  • Solid state lighting based on InGaN multiple quantum well structures emitting in the blue, green and red primary colors.;
  • Three terminals LED structure emitting different colors for display devices;
  • Spin-electronics and dilute magnetic semiconductors to take advantages of both electronic charge and spin for future optical and memory devices;
  • Physics based compact modeling of III-V and silicon based FETs and HBTs for millimeter wave and minimum power circuit design;
  • Exploration of novel devices in compound semiconductors and silicon based materials for ultra-low power operation;
  • Use of oxides for novel device operation;
  • Theoretical exploration of unexplained phenomena in emerging material systems.; Exploration of composite oxides with III-Nitride based materials for scaled metal oxide semiconductor devices;
  • Nano-scaled heterogeneous source drains on intrinsic III-N materials;
  • Chemistry of surface preparation and wet chemical etching in GaN;
  • Use of III-Nitride properties for novel Gunn-effect terahertz device performance;
  • Compact model extraction and development for GaN based devices

Optical Materials and Photonic Devices

Photonics is the science and technology of generating and controlling photons, particularly in the visible and near infra-red spectrum. Photonics as a science is closely related to quantum optics and optoelectronics with somewhat unclear boundaries. Quantum optics frequently implies fundamental research, while photonics often refers to more application-related research.

Many different fields use photonics regularly. Photonics is used by medical professionals to correct poor eyesight and to do laser surgery. The military uses it to detect mines. Construction companies do laser leveling and rangefinding by photonics. Even the entertainment industry finds uses for photonics in light shows and holographs.

Quantum Engineering

As feature sizes scale towards atomic dimensions in nanoelectronic devices quantum phenomena become dominamt. The quantum engineering groups explore quantum phenomena in nanoscale structures to discover and engineer effects that can be usefully employed for high performance computing and telecommunications applications, and for advanced concepts in sensor and biophysics devices.

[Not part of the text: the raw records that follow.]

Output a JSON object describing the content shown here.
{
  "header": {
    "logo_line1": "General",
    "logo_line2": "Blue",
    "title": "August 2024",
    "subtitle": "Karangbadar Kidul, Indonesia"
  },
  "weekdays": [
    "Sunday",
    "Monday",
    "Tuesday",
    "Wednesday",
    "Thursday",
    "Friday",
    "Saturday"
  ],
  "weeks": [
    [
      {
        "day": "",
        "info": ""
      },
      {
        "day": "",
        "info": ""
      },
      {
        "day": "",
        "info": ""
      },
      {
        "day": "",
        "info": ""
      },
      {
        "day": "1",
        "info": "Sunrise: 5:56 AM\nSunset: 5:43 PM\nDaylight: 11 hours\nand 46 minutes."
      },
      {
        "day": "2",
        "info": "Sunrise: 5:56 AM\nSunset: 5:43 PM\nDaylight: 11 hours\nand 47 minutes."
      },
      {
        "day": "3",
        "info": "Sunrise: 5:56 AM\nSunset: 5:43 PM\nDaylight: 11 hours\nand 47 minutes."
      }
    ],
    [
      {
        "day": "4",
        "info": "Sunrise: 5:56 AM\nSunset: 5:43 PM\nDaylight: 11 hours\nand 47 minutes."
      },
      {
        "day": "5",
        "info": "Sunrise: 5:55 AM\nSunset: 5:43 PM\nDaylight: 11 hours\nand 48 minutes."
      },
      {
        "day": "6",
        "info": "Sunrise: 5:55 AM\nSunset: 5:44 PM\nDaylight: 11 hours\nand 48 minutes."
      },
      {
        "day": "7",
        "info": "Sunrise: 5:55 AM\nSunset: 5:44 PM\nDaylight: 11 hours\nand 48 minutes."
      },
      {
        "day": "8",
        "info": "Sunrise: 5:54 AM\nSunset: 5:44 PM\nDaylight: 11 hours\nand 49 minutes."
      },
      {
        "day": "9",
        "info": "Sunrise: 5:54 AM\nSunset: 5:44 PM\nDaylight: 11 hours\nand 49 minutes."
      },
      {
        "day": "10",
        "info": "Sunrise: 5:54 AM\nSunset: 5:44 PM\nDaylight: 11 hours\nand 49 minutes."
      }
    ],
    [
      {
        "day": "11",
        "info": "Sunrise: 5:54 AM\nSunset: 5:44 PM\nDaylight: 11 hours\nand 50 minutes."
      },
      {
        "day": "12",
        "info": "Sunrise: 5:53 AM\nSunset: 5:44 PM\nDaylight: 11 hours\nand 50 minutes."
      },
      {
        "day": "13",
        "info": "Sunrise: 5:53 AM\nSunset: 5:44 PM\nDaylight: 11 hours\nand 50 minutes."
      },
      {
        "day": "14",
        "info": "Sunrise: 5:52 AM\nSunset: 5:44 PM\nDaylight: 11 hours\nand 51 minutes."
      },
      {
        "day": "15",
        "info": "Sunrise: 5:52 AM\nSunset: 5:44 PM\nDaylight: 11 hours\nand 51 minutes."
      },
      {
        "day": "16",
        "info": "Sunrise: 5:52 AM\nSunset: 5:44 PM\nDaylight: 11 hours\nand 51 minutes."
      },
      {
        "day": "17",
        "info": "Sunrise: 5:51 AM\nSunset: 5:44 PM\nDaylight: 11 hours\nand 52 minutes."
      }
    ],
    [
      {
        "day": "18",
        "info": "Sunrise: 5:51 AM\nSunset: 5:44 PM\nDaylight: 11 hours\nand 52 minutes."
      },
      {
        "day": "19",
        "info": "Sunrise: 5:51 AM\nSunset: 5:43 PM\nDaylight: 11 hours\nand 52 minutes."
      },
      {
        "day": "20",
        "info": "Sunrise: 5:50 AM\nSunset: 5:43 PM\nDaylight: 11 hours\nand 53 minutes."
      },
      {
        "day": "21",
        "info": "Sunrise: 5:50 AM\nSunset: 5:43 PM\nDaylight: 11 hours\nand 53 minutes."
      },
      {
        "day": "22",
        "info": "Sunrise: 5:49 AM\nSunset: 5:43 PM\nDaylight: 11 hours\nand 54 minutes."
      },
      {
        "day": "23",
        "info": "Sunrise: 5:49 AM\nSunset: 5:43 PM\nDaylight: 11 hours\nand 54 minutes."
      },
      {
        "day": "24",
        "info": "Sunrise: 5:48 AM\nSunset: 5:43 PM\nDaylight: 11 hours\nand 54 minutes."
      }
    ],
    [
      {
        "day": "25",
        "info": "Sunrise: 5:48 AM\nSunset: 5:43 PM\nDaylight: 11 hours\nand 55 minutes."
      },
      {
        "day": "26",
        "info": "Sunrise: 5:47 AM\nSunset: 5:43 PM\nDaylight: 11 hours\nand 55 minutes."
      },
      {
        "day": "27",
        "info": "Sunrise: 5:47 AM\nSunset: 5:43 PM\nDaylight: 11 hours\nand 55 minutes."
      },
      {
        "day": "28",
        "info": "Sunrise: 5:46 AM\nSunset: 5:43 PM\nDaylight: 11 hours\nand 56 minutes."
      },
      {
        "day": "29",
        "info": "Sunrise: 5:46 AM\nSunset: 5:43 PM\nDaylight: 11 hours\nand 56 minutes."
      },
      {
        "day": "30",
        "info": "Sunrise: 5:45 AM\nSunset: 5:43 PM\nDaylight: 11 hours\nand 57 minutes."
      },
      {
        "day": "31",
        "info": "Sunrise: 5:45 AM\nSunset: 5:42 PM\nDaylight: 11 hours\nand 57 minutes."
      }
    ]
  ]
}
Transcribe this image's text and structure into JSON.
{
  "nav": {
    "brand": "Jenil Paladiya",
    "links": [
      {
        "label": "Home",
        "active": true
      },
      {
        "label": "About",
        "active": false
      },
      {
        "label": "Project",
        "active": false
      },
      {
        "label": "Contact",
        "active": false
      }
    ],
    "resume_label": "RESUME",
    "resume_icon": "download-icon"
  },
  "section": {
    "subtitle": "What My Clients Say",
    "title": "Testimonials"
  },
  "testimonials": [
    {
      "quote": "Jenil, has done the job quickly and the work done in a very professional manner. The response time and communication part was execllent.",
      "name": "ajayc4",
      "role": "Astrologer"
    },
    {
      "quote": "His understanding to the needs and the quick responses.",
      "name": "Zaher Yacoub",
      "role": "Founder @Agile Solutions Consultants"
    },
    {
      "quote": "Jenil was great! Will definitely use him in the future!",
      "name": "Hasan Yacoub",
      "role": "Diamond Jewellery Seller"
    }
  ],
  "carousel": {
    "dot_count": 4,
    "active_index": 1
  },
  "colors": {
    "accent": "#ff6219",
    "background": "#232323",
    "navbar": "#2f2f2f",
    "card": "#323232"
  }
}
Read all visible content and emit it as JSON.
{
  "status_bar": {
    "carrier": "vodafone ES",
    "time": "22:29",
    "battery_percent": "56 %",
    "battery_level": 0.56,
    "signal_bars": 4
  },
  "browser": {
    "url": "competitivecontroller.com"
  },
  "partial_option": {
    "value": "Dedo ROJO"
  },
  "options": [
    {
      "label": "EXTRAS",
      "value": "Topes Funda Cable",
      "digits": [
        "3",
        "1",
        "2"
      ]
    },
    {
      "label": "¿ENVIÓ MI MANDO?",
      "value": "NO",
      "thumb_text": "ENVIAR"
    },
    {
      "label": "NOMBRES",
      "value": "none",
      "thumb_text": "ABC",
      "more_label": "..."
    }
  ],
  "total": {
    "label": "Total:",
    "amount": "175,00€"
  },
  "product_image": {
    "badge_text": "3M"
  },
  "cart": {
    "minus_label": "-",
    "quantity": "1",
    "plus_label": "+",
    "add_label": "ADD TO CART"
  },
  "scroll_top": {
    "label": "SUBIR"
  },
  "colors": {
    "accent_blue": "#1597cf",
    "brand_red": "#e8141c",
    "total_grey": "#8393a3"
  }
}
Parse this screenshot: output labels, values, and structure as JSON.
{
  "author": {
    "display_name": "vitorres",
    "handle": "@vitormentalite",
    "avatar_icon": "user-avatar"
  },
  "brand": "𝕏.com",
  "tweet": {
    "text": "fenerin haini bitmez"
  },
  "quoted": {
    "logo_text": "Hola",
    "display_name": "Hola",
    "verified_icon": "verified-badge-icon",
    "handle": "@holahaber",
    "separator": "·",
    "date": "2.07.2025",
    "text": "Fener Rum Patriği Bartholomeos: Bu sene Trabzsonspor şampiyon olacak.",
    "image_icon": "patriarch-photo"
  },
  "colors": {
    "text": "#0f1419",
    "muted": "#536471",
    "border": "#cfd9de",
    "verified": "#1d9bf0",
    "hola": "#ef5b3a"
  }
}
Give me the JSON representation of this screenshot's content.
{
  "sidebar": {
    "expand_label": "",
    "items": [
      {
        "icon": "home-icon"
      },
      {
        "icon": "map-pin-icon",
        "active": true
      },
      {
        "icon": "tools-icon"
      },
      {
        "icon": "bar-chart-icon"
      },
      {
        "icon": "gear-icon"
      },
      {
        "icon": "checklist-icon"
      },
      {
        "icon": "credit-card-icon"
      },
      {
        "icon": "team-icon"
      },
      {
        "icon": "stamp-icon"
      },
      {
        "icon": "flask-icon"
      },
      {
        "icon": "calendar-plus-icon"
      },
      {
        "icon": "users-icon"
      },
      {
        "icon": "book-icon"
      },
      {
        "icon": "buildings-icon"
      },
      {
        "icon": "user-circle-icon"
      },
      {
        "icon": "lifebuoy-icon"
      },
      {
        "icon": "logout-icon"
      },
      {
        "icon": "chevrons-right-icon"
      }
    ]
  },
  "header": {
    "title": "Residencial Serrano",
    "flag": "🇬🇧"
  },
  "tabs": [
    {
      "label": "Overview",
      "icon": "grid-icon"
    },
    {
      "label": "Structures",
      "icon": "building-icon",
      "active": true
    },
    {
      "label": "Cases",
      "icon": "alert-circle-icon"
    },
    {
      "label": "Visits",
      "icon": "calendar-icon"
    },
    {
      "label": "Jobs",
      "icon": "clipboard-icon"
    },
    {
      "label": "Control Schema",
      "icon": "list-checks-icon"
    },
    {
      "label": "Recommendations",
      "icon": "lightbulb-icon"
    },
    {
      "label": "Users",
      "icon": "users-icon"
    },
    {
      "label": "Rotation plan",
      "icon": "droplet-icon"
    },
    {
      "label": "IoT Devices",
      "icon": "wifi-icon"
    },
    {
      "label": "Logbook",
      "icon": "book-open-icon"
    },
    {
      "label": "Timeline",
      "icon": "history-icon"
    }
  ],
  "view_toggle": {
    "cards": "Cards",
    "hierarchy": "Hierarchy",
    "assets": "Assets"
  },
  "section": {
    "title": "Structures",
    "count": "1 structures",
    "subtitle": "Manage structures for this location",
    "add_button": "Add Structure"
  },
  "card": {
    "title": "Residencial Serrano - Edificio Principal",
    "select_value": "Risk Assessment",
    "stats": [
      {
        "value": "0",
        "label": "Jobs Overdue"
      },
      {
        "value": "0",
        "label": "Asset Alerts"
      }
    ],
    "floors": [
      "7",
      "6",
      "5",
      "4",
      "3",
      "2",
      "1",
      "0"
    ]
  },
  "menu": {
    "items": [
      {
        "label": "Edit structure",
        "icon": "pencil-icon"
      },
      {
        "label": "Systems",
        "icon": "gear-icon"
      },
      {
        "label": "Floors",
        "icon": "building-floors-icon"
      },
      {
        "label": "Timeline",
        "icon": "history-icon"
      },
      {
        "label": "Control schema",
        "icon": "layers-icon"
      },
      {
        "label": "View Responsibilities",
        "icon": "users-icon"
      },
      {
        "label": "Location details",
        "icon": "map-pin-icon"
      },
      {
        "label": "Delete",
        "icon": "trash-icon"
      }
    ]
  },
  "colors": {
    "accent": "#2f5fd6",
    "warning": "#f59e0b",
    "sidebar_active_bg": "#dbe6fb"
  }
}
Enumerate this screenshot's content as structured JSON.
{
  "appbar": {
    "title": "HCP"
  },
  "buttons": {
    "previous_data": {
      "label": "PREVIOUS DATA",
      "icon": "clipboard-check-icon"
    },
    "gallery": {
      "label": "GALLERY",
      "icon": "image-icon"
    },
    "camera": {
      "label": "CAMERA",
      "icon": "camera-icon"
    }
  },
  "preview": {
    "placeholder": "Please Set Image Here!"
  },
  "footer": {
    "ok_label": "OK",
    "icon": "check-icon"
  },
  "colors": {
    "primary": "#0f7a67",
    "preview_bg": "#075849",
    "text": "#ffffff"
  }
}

This activity centers on semiconductor physics and modeling of electronic and optoelectronic devices in the nanoscale, low dimensional effects, quantum effects, quantum information processing/computing, spin electronics, molecular electronics, bionics/biological computing, nonlinear physics of solids, phonon processes in nanostructures, and collective electron and hole phenomena. We collaborate with experimental groups who investigate the properties of materials and devices of mutual interest.

Silicon Devices and Fabrication

Silicon technology continues to advance at an amazing rate. However, scaling of dimensions into the nano regeme presents a significant number of challenges for devices, materials, and integration technologies. Non-classical CMOS devices are needed to enhance performance at higher levels of integration.

New materials are needed for each new generation of devices; such materials include: high k dielectrics, metal gate electrodes, strain layers, molecules for charge storage, and carbon nanotubes. Low temperature-short time processes are needed to reduce interdiffusion. New methods to analyze, measure and control statistical fluctuations in small geometries. Research groups in this area also study the extension of the silicon technology base to address energy conversion, chemical- and bio-sensors, and nano-electro mechanical structure (NEMS) needs. Also of interest are manufacturing techonolgies to achieve large scale integration or reliable structures at affordable costs.